This came after the telco noticed that customers were splitting high-value M-Pesa transfers into multiple transactions to avoid paying any fees.

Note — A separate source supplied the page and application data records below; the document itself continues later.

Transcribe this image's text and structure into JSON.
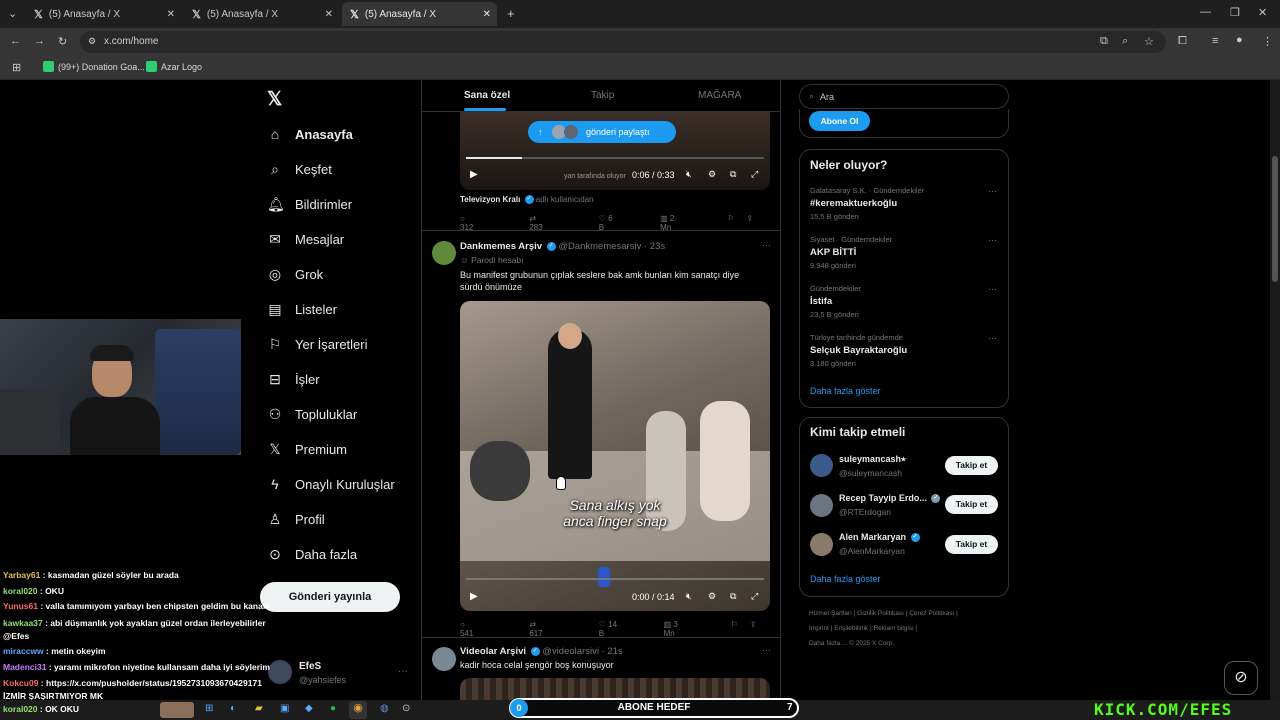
{
  "browser": {
    "tabs": [
      {
        "title": "(5) Anasayfa / X"
      },
      {
        "title": "(5) Anasayfa / X"
      },
      {
        "title": "(5) Anasayfa / X"
      }
    ],
    "url": "x.com/home",
    "bookmarks": [
      {
        "label": "(99+) Donation Goa..."
      },
      {
        "label": "Azar Logo"
      }
    ]
  },
  "nav": {
    "items": [
      {
        "label": "Anasayfa",
        "icon": "home-icon"
      },
      {
        "label": "Keşfet",
        "icon": "search-icon"
      },
      {
        "label": "Bildirimler",
        "icon": "bell-icon"
      },
      {
        "label": "Mesajlar",
        "icon": "mail-icon"
      },
      {
        "label": "Grok",
        "icon": "grok-icon"
      },
      {
        "label": "Listeler",
        "icon": "list-icon"
      },
      {
        "label": "Yer İşaretleri",
        "icon": "bookmark-icon"
      },
      {
        "label": "İşler",
        "icon": "briefcase-icon"
      },
      {
        "label": "Topluluklar",
        "icon": "people-icon"
      },
      {
        "label": "Premium",
        "icon": "x-icon"
      },
      {
        "label": "Onaylı Kuruluşlar",
        "icon": "lightning-icon"
      },
      {
        "label": "Profil",
        "icon": "user-icon"
      },
      {
        "label": "Daha fazla",
        "icon": "more-icon"
      }
    ],
    "post_button": "Gönderi yayınla",
    "account": {
      "name": "EfeS",
      "handle": "@yahsiefes"
    }
  },
  "feed": {
    "tabs": [
      "Sana özel",
      "Takip",
      "MAĞARA"
    ],
    "share_pill": "gönderi paylaştı",
    "post1": {
      "time": "0:06 / 0:33",
      "source": "Televizyon Kralı",
      "source_suffix": "adlı kullanıcıdan",
      "overlay_text": "yan tarafında oluyor",
      "replies": "312",
      "reposts": "283",
      "likes": "6 B",
      "views": "2 Mn"
    },
    "post2": {
      "author": "Dankmemes Arşiv",
      "handle": "@Dankmemesarsiv",
      "age": "23s",
      "badge": "Parodi hesabı",
      "text": "Bu manifest grubunun çıplak seslere bak amk bunları kim sanatçı diye sürdü önümüze",
      "caption_line1": "Sana alkış yok",
      "caption_line2": "anca finger snap",
      "time": "0:00 / 0:14",
      "replies": "541",
      "reposts": "617",
      "likes": "14 B",
      "views": "3 Mn"
    },
    "post3": {
      "author": "Videolar Arşivi",
      "handle": "@videolarsivi",
      "age": "21s",
      "text": "kadir hoca celal şengör boş konuşuyor"
    }
  },
  "sidebar": {
    "search_placeholder": "Ara",
    "subscribe_button": "Abone Ol",
    "trends_title": "Neler oluyor?",
    "trends": [
      {
        "context": "Galatasaray S.K. · Gündemdekiler",
        "title": "#keremaktuerkoğlu",
        "count": "15,5 B gönderi"
      },
      {
        "context": "Siyaset · Gündemdekiler",
        "title": "AKP BİTTİ",
        "count": "9.948 gönderi"
      },
      {
        "context": "Gündemdekiler",
        "title": "İstifa",
        "count": "23,5 B gönderi"
      },
      {
        "context": "Türkiye tarihinde gündemde",
        "title": "Selçuk Bayraktaroğlu",
        "count": "3.180 gönderi"
      }
    ],
    "trends_more": "Daha fazla göster",
    "follow_title": "Kimi takip etmeli",
    "follow": [
      {
        "name": "suleymancash⭑",
        "handle": "@suleymancash",
        "button": "Takip et"
      },
      {
        "name": "Recep Tayyip Erdo...",
        "handle": "@RTErdogan",
        "button": "Takip et"
      },
      {
        "name": "Alen Markaryan",
        "handle": "@AlenMarkaryan",
        "button": "Takip et"
      }
    ],
    "follow_more": "Daha fazla göster",
    "footer_links": [
      "Hizmet Şartları",
      "Gizlilik Politikası",
      "Çerez Politikası",
      "Imprint",
      "Erişilebilirlik",
      "Reklam bilgisi",
      "Daha fazla ...",
      "© 2025 X Corp."
    ]
  },
  "chat": [
    {
      "user": "Yarbay61",
      "msg": "kasmadan güzel söyler bu arada",
      "color": "#e3c04a"
    },
    {
      "user": "koral020",
      "msg": "OKU",
      "color": "#8fe36b"
    },
    {
      "user": "Yunus61",
      "msg": "valla tamımıyom yarbayı ben chipsten geldim bu kanala",
      "color": "#ff6b6b"
    },
    {
      "user": "kawkaa37",
      "msg": "abi düşmanlık yok ayakları güzel ordan ilerleyebilirler @Efes",
      "color": "#8fe36b"
    },
    {
      "user": "miraccww",
      "msg": "metin okeyim",
      "color": "#5aa9ff"
    },
    {
      "user": "Madenci31",
      "msg": "yaramı mikrofon niyetine kullansam daha iyi söylerim",
      "color": "#c77dff"
    },
    {
      "user": "Kokcu09",
      "msg": "https://x.com/pusholder/status/1952731093670429171 İZMİR ŞAŞIRTMIYOR MK",
      "color": "#ff6b6b"
    },
    {
      "user": "koral020",
      "msg": "OK OKU",
      "color": "#8fe36b"
    }
  ],
  "goal_bar": {
    "start": "0",
    "label": "ABONE HEDEF",
    "end": "7"
  },
  "watermark": "KICK.COM/EFES"
}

“What has happened a lot in those transactions below Sh1,000 is that people are starting to split transactions. If they want to send Sh60,000 they split it into 60 transactions. And believe it or not, people actually do that,” Safaricom chairman Michael Joseph said July in a conference call with investors in his previous role as acting chief executive.